Madness and accountability

Rolando Mendoza, the gunman in the August 23 hostage-taking incident, had lost control of his mind. We don’t need a psychologist or a psychiatrist to tell us that.  Anyone who hijacks a tourist bus at gunpoint and holds its passengers hostage — only to demand that he be restored to the job from which he had been dismissed – is not just committing a crime.  He has gone mad.  If he’s not killed, he would be spending the rest of his life in jail.

Needless to say, Mendoza’s madness does not diminish the objective gravity of his deed.  Because of what he did – kidnapping and killing innocent tourists — he exposed the entire Filipino nation to global ridicule and shame.  Indeed, all of us must accept a measure of responsibility for what happened, for we are all, in a real sense, answerable for the kind of society we have created for ourselves.

The burden of that shame falls heavily on Mendoza’s family. But, so too, must it fall on all our political leaders, past and present. If there is any sensitivity left in their bones, they should at least shut up while the investigation is gong on, instead of self-righteously calling for the resignation of some top officials in the current administration, or, worse, criticizing President Aquino for accepting ultimate responsibility for the failures of August 23. IfMendoza had not been killed, his lawyers would have had a strong basis to secure his exoneration from murder charges on grounds of insanity. Madness erases legal accountability.  But there’s nothing that our leaders can invoke to diminish their responsibility for the state of our institutions.

Mendoza was visibly crazy and dangerous, as many people — regardless of race, religion, class or culture — tend to become when they feel unjustly singled out and oppressed.  No one in his right mind can possibly think that he can secure a legally binding order reversing a decision on a case by hijacking a busload of foreign tourists and threatening to shoot them.  It is clear he had flipped, even if there were many moments during the standoff when he seemed lucid. To take him down at any point would have been justified, though it would hardly have been the preferred option.

What is baffling is the Office of the Ombudsman’s failure to grasp the seriousness of the situation and the crucial nature of the role they were asked to play to defuse the crisis. Instead of humoring Mendozaby issuing an order reinstating him to his job, they sent him instead a written promise to review his case within ten days — as if their overriding concern at that crucial moment was the preservation of the integrity of the judicial process rather than the preservation of the lives of the hostages. We don’t need a lawyer to tell us that an order issued under such circumstances carries no binding effect. But this didn’t seem to matter to the Office of the Ombudsman. They insisted on being legally correct. It makes one wonder if people in such high offices, lost in the rituals of their limited functions, can still think like sensible human beings.

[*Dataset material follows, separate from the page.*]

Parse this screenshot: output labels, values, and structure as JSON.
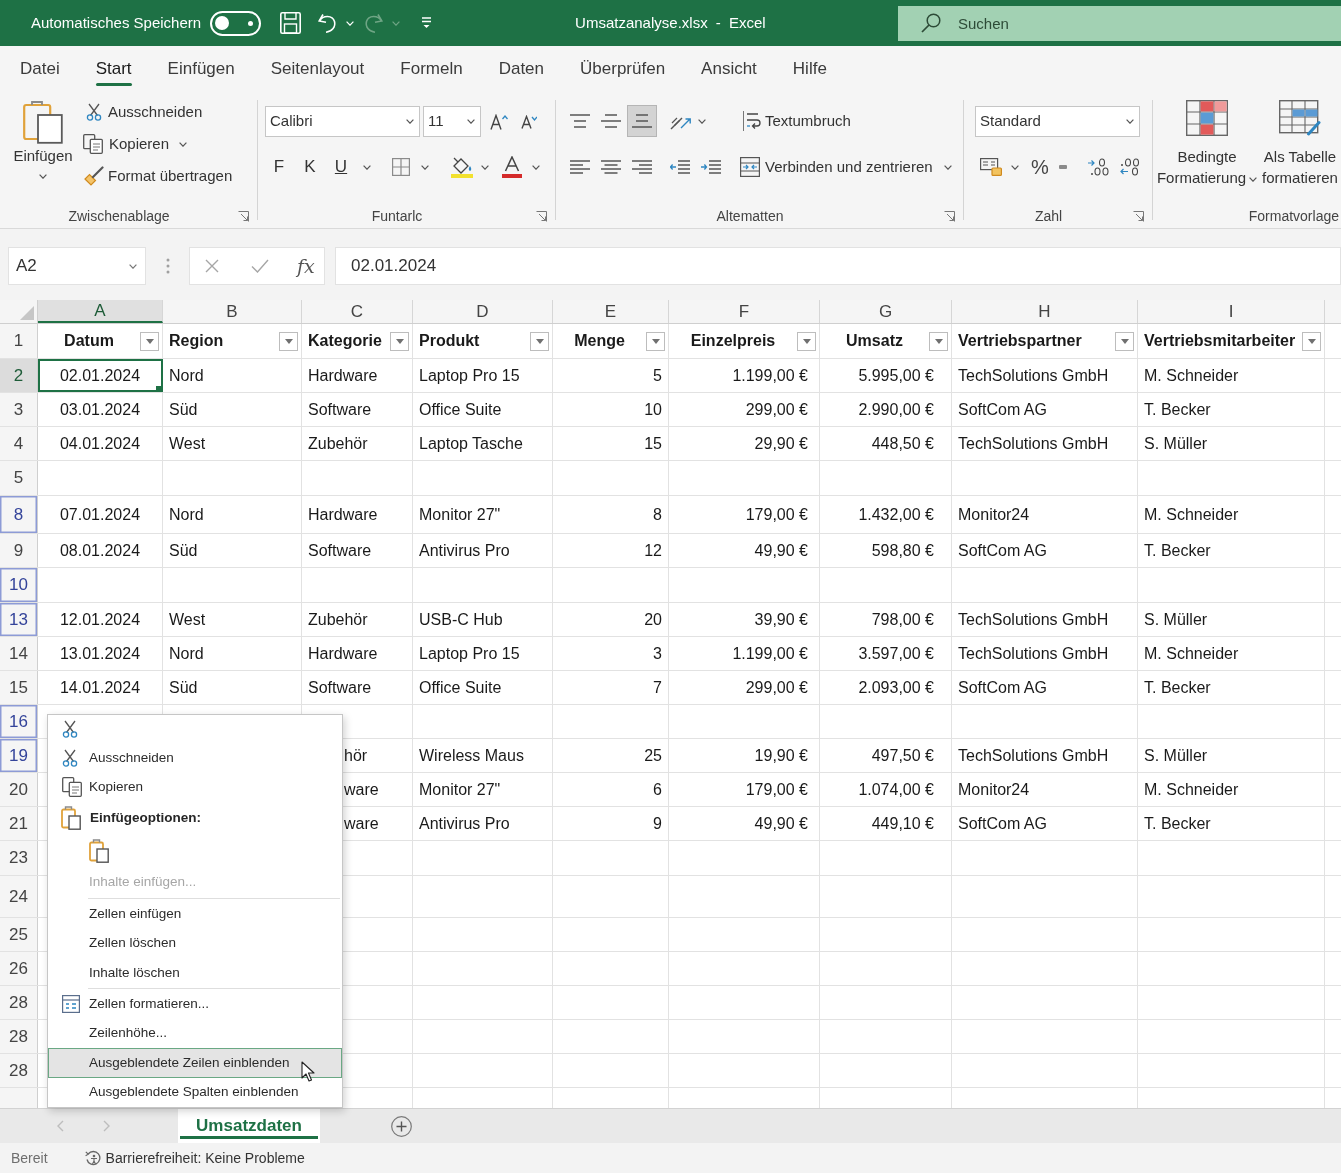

Just as infuriating was the behavior of some people from the broadcast media during the hostage crisis. Where lives are at stake, as in an extremely volatile hostage standoff, one expects media to defer to the judgment of the police.  One does not need an explicit protocol for media behavior under such conditions to know that no one, not even a media person, should get in the way of police work.  You cannot invoke the public’s right to know as a justification to freely approach or communicate with an armed gunman who is holding hostages at gunpoint.   Not even if it was the gunman himself who initiated the communication or demanded the media’s intervention.  This is not just a matter of ethics.  It is what a commonsensical orientation to law and order requires of all citizens.

But, what did the Radio Mo Network (RMN) anchors think they were doing when they kept hostage-taker Rolando Mendoza on the air by mobile phone?  By their own admission, they had not taken on the role of mediator or negotiator. They said they were just doing their work as journalists, prompting investigating committee member Teresita Ang-See’s justified retort: “Your profession should never be more important than human lives.” As journalists, they were not expected to plead for the lives of the hostages.  But as human beings, who were in a position to do so, they could have spoken for the innocent people whose lives were in peril at that moment.  As it turned out, they were efficient as journalists, but, on many counts, they failed as citizens.

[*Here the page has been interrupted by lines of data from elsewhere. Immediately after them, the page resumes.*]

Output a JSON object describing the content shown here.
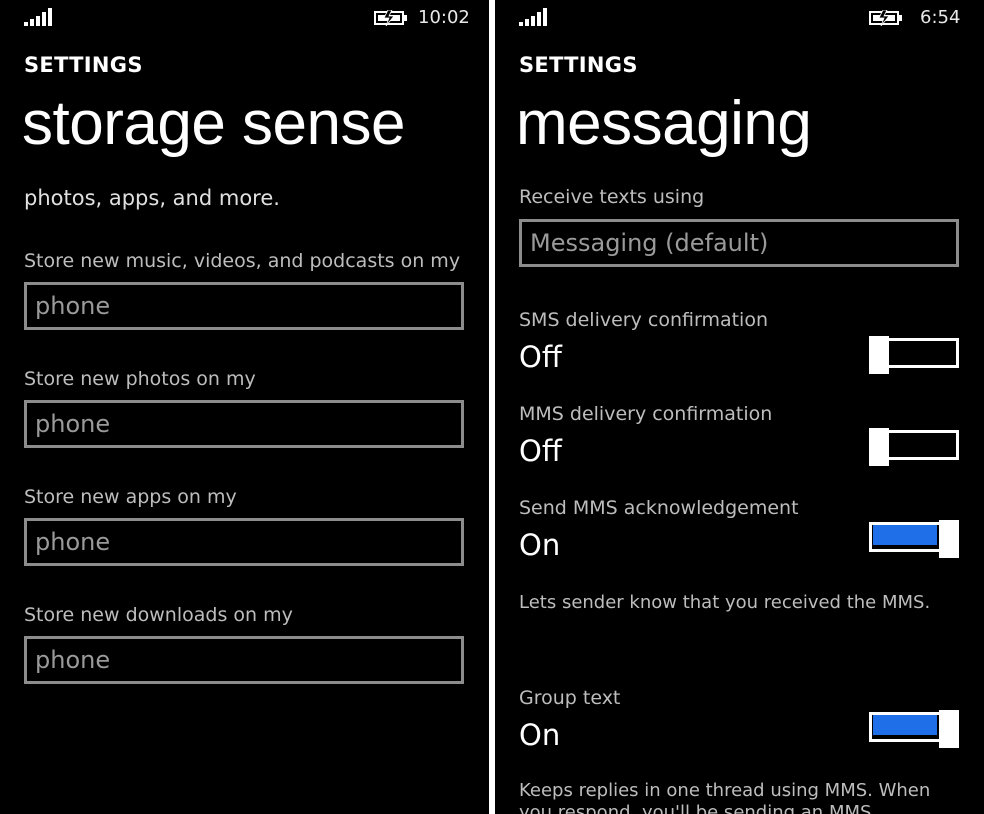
{
  "left": {
    "status": {
      "time": "10:02",
      "signal_icon": "signal-icon",
      "battery_icon": "battery-charging-icon"
    },
    "section": "SETTINGS",
    "title": "storage sense",
    "clipped_text": "photos, apps, and more.",
    "fields": [
      {
        "label": "Store new music, videos, and podcasts on my",
        "value": "phone"
      },
      {
        "label": "Store new photos on my",
        "value": "phone"
      },
      {
        "label": "Store new apps on my",
        "value": "phone"
      },
      {
        "label": "Store new downloads on my",
        "value": "phone"
      }
    ]
  },
  "right": {
    "status": {
      "time": "6:54",
      "signal_icon": "signal-icon",
      "battery_icon": "battery-charging-icon"
    },
    "section": "SETTINGS",
    "title": "messaging",
    "receive": {
      "label": "Receive texts using",
      "value": "Messaging (default)"
    },
    "toggles": [
      {
        "label": "SMS delivery confirmation",
        "value": "Off",
        "state": "off"
      },
      {
        "label": "MMS delivery confirmation",
        "value": "Off",
        "state": "off"
      },
      {
        "label": "Send MMS acknowledgement",
        "value": "On",
        "state": "on",
        "description": "Lets sender know that you received the MMS."
      },
      {
        "label": "Group text",
        "value": "On",
        "state": "on",
        "description": "Keeps replies in one thread using MMS. When",
        "description2": "you respond, you'll be sending an MMS."
      }
    ],
    "accent": "#1e6fe8"
  }
}
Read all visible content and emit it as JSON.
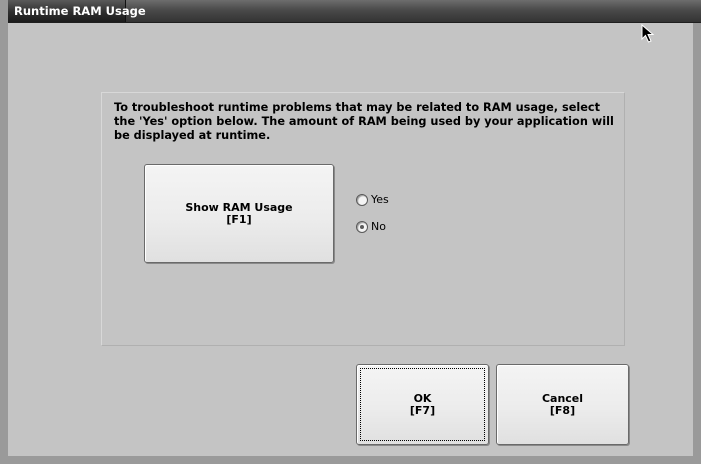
{
  "window": {
    "title": "Runtime RAM Usage"
  },
  "panel": {
    "instructions": "To troubleshoot runtime problems that may be related to RAM usage, select the 'Yes' option below. The amount of RAM being used by your application will be displayed at runtime."
  },
  "ram_button": {
    "label": "Show RAM Usage",
    "key": "[F1]"
  },
  "options": {
    "yes_label": "Yes",
    "no_label": "No",
    "selected": "No"
  },
  "footer": {
    "ok_label": "OK",
    "ok_key": "[F7]",
    "cancel_label": "Cancel",
    "cancel_key": "[F8]"
  }
}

Tragic and traumatic as the events of August 23 have been for the victims, the people of Hong Kong, the police, the government, and the Filipino nation as a whole, there must be something positive we can draw from this experience. This is the perfect time to reflect on the longterm consequences of institutional damage, and, above all, to accept accountability. While we have long known that we need to change the way we govern ourselves, I don’t think we have fully appreciated the urgency of this task.  Now we know.  It would be madness to think that August 23 would just blow away like a storm even if we didn’t act.